“I feel like when you exist in the same spot, it’s almost like your ghosts stack up. I have a hard time thinking of my home office as my workspace after a while. It’s just a place I’m existing, and I have trouble focusing. I resent how it turns happy places into work places. I have a tiny backyard here in the city, and I walk outside to take a break, and my backyard has stopped becoming the area where I barbecue and have fun, and now it’s like my break room.”
Sean Blanda on Hurry Slowly, October 2020
3. Creative Serendipity
Serendipity is an overlooked and under-appreciated ingredient in our lives, one that’s crucial to creativity and innovation.
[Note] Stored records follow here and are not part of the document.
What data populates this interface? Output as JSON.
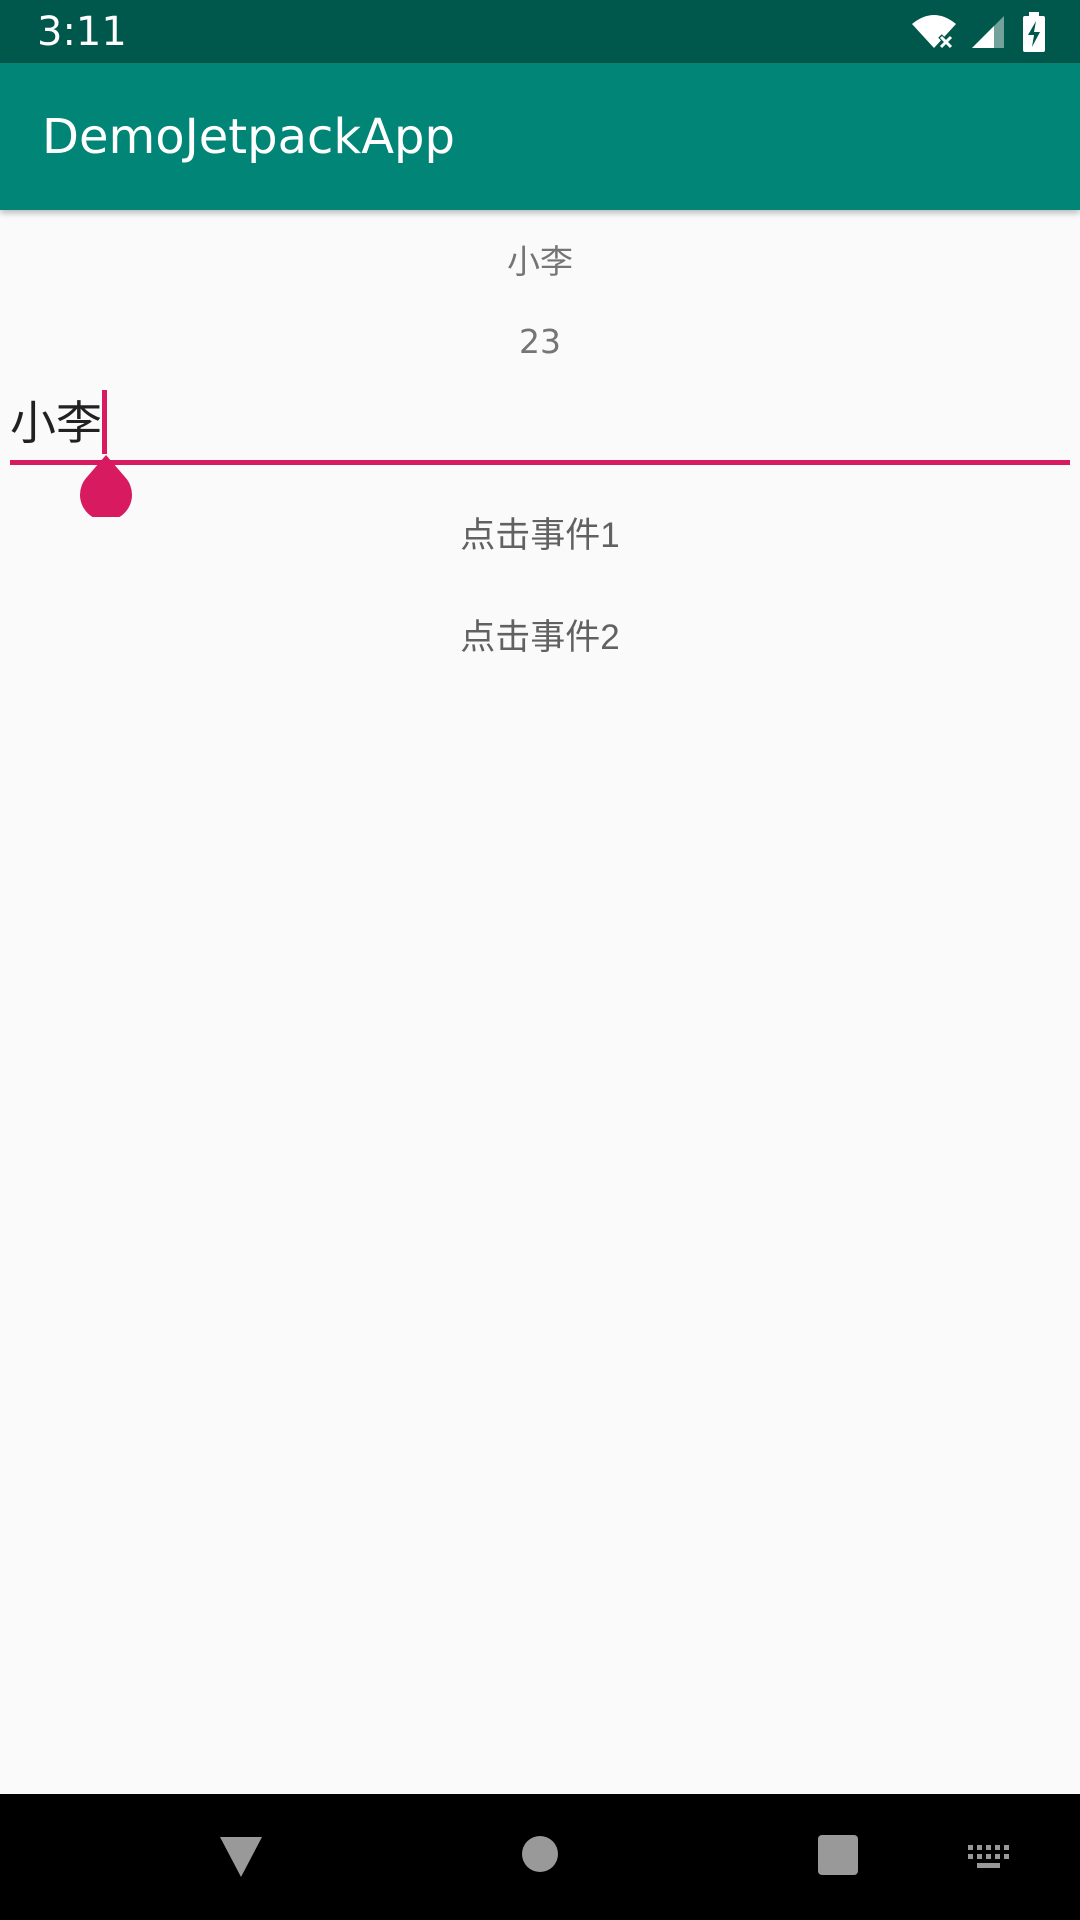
{
  "status_bar": {
    "time": "3:11",
    "icons": [
      "wifi-icon",
      "signal-icon",
      "battery-charging-icon"
    ]
  },
  "app_bar": {
    "title": "DemoJetpackApp"
  },
  "content": {
    "name_text": "小李",
    "age_text": "23",
    "name_input_value": "小李",
    "button_1_label": "点击事件1",
    "button_2_label": "点击事件2"
  },
  "nav_bar": {
    "icons": [
      "back-icon",
      "home-icon",
      "recents-icon",
      "keyboard-icon"
    ]
  },
  "colors": {
    "status_bar": "#00574b",
    "app_bar": "#008577",
    "accent": "#d81b60",
    "background": "#fafafa"
  }
}
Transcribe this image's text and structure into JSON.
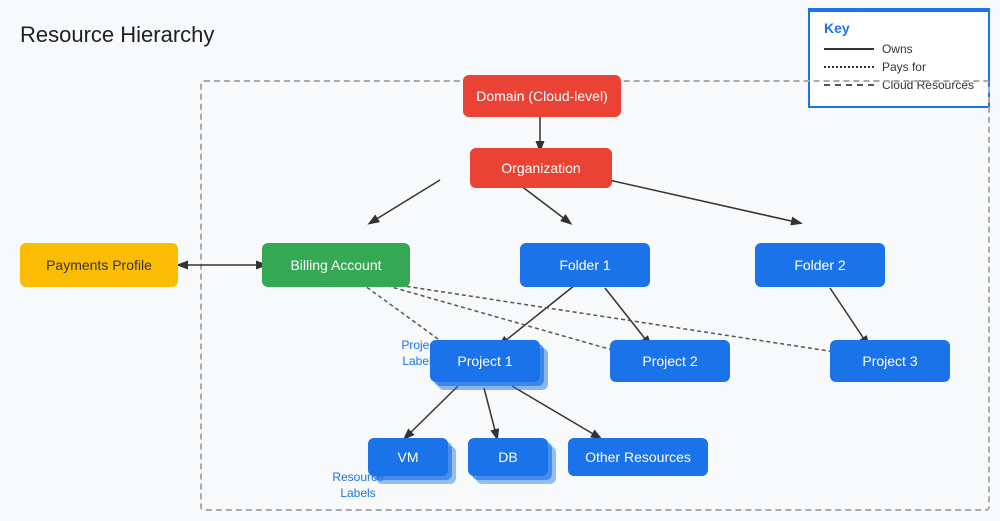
{
  "title": "Resource Hierarchy",
  "key": {
    "label": "Key",
    "items": [
      {
        "label": "Owns",
        "style": "solid"
      },
      {
        "label": "Pays for",
        "style": "dotted"
      },
      {
        "label": "Cloud Resources",
        "style": "dashed"
      }
    ]
  },
  "nodes": {
    "domain": "Domain (Cloud-level)",
    "organization": "Organization",
    "payments_profile": "Payments Profile",
    "billing_account": "Billing Account",
    "folder1": "Folder 1",
    "folder2": "Folder 2",
    "project1": "Project 1",
    "project2": "Project 2",
    "project3": "Project 3",
    "vm": "VM",
    "db": "DB",
    "other_resources": "Other Resources",
    "project_labels": "Project\nLabels",
    "resource_labels": "Resource\nLabels"
  }
}
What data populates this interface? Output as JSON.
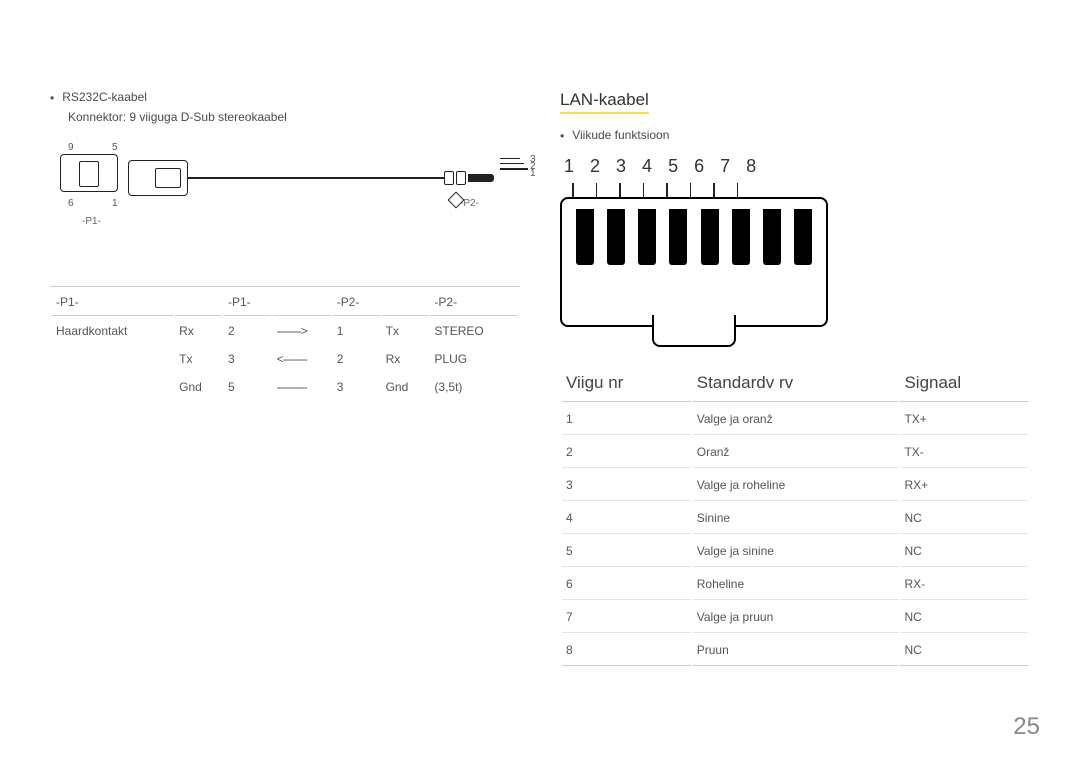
{
  "left": {
    "bullet1": "RS232C-kaabel",
    "sub1": "Konnektor: 9 viiguga D-Sub stereokaabel",
    "diagram": {
      "n9": "9",
      "n5": "5",
      "n6": "6",
      "n1": "1",
      "p1": "-P1-",
      "p2": "-P2-",
      "lead3": "3",
      "lead2": "2",
      "lead1": "1"
    },
    "pin_headers": [
      "-P1-",
      "",
      "-P1-",
      "",
      "-P2-",
      "",
      "-P2-"
    ],
    "pin_rows": [
      [
        "Haardkontakt",
        "Rx",
        "2",
        "-------->",
        "1",
        "Tx",
        "STEREO"
      ],
      [
        "",
        "Tx",
        "3",
        "<--------",
        "2",
        "Rx",
        "PLUG"
      ],
      [
        "",
        "Gnd",
        "5",
        "----------",
        "3",
        "Gnd",
        "(3,5t)"
      ]
    ]
  },
  "right": {
    "title": "LAN-kaabel",
    "bullet1": "Viikude funktsioon",
    "pin_numbers": [
      "1",
      "2",
      "3",
      "4",
      "5",
      "6",
      "7",
      "8"
    ],
    "table_headers": [
      "Viigu nr",
      "Standardv rv",
      "Signaal"
    ],
    "rows": [
      [
        "1",
        "Valge ja oranž",
        "TX+"
      ],
      [
        "2",
        "Oranž",
        "TX-"
      ],
      [
        "3",
        "Valge ja roheline",
        "RX+"
      ],
      [
        "4",
        "Sinine",
        "NC"
      ],
      [
        "5",
        "Valge ja sinine",
        "NC"
      ],
      [
        "6",
        "Roheline",
        "RX-"
      ],
      [
        "7",
        "Valge ja pruun",
        "NC"
      ],
      [
        "8",
        "Pruun",
        "NC"
      ]
    ]
  },
  "page_number": "25"
}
And whilst we can’t control it, we can create the conditions for serendipitous things to occur.
However, the way most of us currently work is anything but set up for serendipity. Endless hours on zoom calls keep us focussed on the functional task at hand. Back-to-back meetings leave no time for side-of-desk chats. Every spare commuting second is taken up by endless emails.
Whilst this way of working may give the impression of us being more functionally productive, it blocks us off from the world around us, dramatically reducing the possibility of those serendipitous moments of connection and inspiration that come from meandering conversations and interesting observations
For me, the commute is a crucial time for creativity to occur, whether it’s seeing how people behave, having customer experiences, or simply seeing the latest adverts on the underground. Then being in a room, surrounded by stimulus, able to walk, wander, and think, helps good ideas flow. Staring at a Miro board on a laptop full of distractions does not.
(You can read more about the importance of serendipity here)
At The Foundation, we instigated a ‘Wednesday +1’ approach, with everyone in on a Wednesday, as well as either a Tuesday or a Thursday. We default to home on a Monday and a Friday. It’s worked, for us.
And come to think of it, maybe that’s the future of branch banking, too?
Thanks for reading this article, I really hope you enjoyed it. You can subscribe to my monthly newsletter below, and find me in tweet form @johnjsills, in picture form on Instagram @CX_Stories, or in work mode at The Foundation